What to produce
What is expected is a word-for-word copy of all the entries.
The records: Begin
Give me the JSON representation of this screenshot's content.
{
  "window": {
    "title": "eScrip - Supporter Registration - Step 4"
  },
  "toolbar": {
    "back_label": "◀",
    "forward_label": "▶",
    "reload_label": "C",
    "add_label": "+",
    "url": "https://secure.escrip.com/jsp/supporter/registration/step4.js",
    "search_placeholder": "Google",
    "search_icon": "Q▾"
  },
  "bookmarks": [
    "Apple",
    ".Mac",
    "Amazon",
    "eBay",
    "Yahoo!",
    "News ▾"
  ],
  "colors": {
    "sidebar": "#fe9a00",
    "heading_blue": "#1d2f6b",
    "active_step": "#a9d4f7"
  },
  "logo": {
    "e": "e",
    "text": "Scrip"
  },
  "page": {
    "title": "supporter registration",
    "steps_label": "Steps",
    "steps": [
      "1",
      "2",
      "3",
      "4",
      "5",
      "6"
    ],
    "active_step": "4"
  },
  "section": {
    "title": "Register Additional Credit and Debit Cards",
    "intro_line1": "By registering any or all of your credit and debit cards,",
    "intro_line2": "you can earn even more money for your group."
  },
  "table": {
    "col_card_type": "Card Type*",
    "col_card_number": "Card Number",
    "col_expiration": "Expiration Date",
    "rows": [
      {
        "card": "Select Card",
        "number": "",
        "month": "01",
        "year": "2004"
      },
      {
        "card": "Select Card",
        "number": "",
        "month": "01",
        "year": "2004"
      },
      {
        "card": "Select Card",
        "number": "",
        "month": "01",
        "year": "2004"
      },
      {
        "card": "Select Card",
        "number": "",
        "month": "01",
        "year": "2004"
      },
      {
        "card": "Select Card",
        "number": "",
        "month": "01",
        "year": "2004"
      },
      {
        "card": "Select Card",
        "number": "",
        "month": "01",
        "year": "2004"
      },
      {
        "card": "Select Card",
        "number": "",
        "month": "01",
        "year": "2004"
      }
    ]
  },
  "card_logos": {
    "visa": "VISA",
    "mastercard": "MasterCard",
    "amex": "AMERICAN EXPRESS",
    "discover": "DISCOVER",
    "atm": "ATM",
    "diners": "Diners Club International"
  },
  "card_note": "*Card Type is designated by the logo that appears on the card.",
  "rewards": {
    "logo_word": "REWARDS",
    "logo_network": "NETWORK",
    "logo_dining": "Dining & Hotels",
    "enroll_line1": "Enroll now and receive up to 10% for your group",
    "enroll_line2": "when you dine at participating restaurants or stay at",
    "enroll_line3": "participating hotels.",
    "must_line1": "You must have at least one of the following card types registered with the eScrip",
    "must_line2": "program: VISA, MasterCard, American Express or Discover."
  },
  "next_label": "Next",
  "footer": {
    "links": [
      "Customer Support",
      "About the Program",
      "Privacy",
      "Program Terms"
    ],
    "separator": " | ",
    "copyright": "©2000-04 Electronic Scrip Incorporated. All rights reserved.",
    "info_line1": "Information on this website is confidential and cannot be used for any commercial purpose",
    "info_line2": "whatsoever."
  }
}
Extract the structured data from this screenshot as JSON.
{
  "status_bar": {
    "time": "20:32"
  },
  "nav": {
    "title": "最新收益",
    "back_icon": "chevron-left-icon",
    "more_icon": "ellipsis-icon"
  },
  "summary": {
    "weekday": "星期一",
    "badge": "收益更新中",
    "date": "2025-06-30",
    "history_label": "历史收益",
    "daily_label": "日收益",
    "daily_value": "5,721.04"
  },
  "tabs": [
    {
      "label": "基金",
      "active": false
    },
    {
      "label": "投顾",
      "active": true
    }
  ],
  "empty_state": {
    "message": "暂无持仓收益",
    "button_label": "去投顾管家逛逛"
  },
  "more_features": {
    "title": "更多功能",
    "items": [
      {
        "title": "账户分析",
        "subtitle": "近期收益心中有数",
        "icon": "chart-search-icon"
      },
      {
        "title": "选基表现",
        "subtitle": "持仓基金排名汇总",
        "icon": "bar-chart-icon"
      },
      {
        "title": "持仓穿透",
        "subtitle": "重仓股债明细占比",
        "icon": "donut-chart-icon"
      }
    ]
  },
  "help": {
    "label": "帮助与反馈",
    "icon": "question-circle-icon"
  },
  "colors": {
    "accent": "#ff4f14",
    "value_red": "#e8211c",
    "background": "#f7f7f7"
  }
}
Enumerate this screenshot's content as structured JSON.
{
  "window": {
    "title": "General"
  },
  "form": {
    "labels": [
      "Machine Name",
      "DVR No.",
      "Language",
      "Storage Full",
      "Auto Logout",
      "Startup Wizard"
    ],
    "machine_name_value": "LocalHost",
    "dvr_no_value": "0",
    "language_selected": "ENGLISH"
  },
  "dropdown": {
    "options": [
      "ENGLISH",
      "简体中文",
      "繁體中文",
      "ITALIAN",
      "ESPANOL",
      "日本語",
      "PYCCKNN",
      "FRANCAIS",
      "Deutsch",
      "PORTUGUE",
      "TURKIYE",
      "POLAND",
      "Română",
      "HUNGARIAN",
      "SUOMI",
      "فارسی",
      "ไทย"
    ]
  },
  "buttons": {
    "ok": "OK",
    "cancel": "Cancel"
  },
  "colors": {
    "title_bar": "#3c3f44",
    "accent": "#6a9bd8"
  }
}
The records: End
Answer to this problem
Give me the JSON representation of this screenshot's content.
{
  "window": {
    "title": "eScrip - Supporter Registration - Step 4"
  },
  "toolbar": {
    "back_label": "◀",
    "forward_label": "▶",
    "reload_label": "C",
    "add_label": "+",
    "url": "https://secure.escrip.com/jsp/supporter/registration/step4.js",
    "search_placeholder": "Google",
    "search_icon": "Q▾"
  },
  "bookmarks": [
    "Apple",
    ".Mac",
    "Amazon",
    "eBay",
    "Yahoo!",
    "News ▾"
  ],
  "colors": {
    "sidebar": "#fe9a00",
    "heading_blue": "#1d2f6b",
    "active_step": "#a9d4f7"
  },
  "logo": {
    "e": "e",
    "text": "Scrip"
  },
  "page": {
    "title": "supporter registration",
    "steps_label": "Steps",
    "steps": [
      "1",
      "2",
      "3",
      "4",
      "5",
      "6"
    ],
    "active_step": "4"
  },
  "section": {
    "title": "Register Additional Credit and Debit Cards",
    "intro_line1": "By registering any or all of your credit and debit cards,",
    "intro_line2": "you can earn even more money for your group."
  },
  "table": {
    "col_card_type": "Card Type*",
    "col_card_number": "Card Number",
    "col_expiration": "Expiration Date",
    "rows": [
      {
        "card": "Select Card",
        "number": "",
        "month": "01",
        "year": "2004"
      },
      {
        "card": "Select Card",
        "number": "",
        "month": "01",
        "year": "2004"
      },
      {
        "card": "Select Card",
        "number": "",
        "month": "01",
        "year": "2004"
      },
      {
        "card": "Select Card",
        "number": "",
        "month": "01",
        "year": "2004"
      },
      {
        "card": "Select Card",
        "number": "",
        "month": "01",
        "year": "2004"
      },
      {
        "card": "Select Card",
        "number": "",
        "month": "01",
        "year": "2004"
      },
      {
        "card": "Select Card",
        "number": "",
        "month": "01",
        "year": "2004"
      }
    ]
  },
  "card_logos": {
    "visa": "VISA",
    "mastercard": "MasterCard",
    "amex": "AMERICAN EXPRESS",
    "discover": "DISCOVER",
    "atm": "ATM",
    "diners": "Diners Club International"
  },
  "card_note": "*Card Type is designated by the logo that appears on the card.",
  "rewards": {
    "logo_word": "REWARDS",
    "logo_network": "NETWORK",
    "logo_dining": "Dining & Hotels",
    "enroll_line1": "Enroll now and receive up to 10% for your group",
    "enroll_line2": "when you dine at participating restaurants or stay at",
    "enroll_line3": "participating hotels.",
    "must_line1": "You must have at least one of the following card types registered with the eScrip",
    "must_line2": "program: VISA, MasterCard, American Express or Discover."
  },
  "next_label": "Next",
  "footer": {
    "links": [
      "Customer Support",
      "About the Program",
      "Privacy",
      "Program Terms"
    ],
    "separator": " | ",
    "copyright": "©2000-04 Electronic Scrip Incorporated. All rights reserved.",
    "info_line1": "Information on this website is confidential and cannot be used for any commercial purpose",
    "info_line2": "whatsoever."
  }
}
Extract the structured data from this screenshot as JSON.
{
  "status_bar": {
    "time": "20:32"
  },
  "nav": {
    "title": "最新收益",
    "back_icon": "chevron-left-icon",
    "more_icon": "ellipsis-icon"
  },
  "summary": {
    "weekday": "星期一",
    "badge": "收益更新中",
    "date": "2025-06-30",
    "history_label": "历史收益",
    "daily_label": "日收益",
    "daily_value": "5,721.04"
  },
  "tabs": [
    {
      "label": "基金",
      "active": false
    },
    {
      "label": "投顾",
      "active": true
    }
  ],
  "empty_state": {
    "message": "暂无持仓收益",
    "button_label": "去投顾管家逛逛"
  },
  "more_features": {
    "title": "更多功能",
    "items": [
      {
        "title": "账户分析",
        "subtitle": "近期收益心中有数",
        "icon": "chart-search-icon"
      },
      {
        "title": "选基表现",
        "subtitle": "持仓基金排名汇总",
        "icon": "bar-chart-icon"
      },
      {
        "title": "持仓穿透",
        "subtitle": "重仓股债明细占比",
        "icon": "donut-chart-icon"
      }
    ]
  },
  "help": {
    "label": "帮助与反馈",
    "icon": "question-circle-icon"
  },
  "colors": {
    "accent": "#ff4f14",
    "value_red": "#e8211c",
    "background": "#f7f7f7"
  }
}
Enumerate this screenshot's content as structured JSON.
{
  "window": {
    "title": "General"
  },
  "form": {
    "labels": [
      "Machine Name",
      "DVR No.",
      "Language",
      "Storage Full",
      "Auto Logout",
      "Startup Wizard"
    ],
    "machine_name_value": "LocalHost",
    "dvr_no_value": "0",
    "language_selected": "ENGLISH"
  },
  "dropdown": {
    "options": [
      "ENGLISH",
      "简体中文",
      "繁體中文",
      "ITALIAN",
      "ESPANOL",
      "日本語",
      "PYCCKNN",
      "FRANCAIS",
      "Deutsch",
      "PORTUGUE",
      "TURKIYE",
      "POLAND",
      "Română",
      "HUNGARIAN",
      "SUOMI",
      "فارسی",
      "ไทย"
    ]
  },
  "buttons": {
    "ok": "OK",
    "cancel": "Cancel"
  },
  "colors": {
    "title_bar": "#3c3f44",
    "accent": "#6a9bd8"
  }
}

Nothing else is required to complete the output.